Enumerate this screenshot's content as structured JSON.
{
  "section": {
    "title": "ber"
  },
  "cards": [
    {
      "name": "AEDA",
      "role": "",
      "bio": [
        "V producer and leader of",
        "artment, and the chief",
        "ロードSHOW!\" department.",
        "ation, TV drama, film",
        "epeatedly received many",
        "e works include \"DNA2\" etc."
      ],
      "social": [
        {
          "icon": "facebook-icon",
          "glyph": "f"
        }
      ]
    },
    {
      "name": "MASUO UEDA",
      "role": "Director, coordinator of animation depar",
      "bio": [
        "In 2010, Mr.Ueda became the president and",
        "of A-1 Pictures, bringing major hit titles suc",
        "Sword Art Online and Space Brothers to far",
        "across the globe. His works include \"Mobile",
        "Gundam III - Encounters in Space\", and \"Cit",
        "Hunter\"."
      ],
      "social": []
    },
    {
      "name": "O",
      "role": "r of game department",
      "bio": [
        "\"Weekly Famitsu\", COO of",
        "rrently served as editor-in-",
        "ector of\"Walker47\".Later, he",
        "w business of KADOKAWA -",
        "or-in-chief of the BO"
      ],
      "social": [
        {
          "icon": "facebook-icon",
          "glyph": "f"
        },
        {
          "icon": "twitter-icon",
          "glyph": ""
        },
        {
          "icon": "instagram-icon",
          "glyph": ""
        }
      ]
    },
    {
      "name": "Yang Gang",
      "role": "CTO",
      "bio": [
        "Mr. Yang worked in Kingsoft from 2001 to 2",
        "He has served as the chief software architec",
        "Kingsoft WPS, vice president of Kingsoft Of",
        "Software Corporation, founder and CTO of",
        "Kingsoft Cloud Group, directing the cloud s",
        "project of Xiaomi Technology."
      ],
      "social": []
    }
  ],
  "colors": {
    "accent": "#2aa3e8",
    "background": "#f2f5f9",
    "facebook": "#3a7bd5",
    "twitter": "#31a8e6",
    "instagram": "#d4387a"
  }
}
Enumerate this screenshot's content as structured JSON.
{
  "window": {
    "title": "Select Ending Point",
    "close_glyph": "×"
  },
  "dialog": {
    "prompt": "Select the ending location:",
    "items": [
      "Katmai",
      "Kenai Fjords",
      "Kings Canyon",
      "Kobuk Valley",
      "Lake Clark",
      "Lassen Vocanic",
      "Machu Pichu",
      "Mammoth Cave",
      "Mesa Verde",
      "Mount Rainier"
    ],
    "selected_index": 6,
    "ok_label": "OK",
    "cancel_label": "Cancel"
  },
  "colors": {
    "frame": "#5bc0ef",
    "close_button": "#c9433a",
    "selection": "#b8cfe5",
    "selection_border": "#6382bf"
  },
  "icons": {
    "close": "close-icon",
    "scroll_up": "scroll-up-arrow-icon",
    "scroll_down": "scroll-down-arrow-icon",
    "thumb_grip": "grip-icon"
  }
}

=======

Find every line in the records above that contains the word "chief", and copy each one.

Completed task
        "artment, and the chief",
        "or-in-chief of the BO"
        "He has served as the chief software architec",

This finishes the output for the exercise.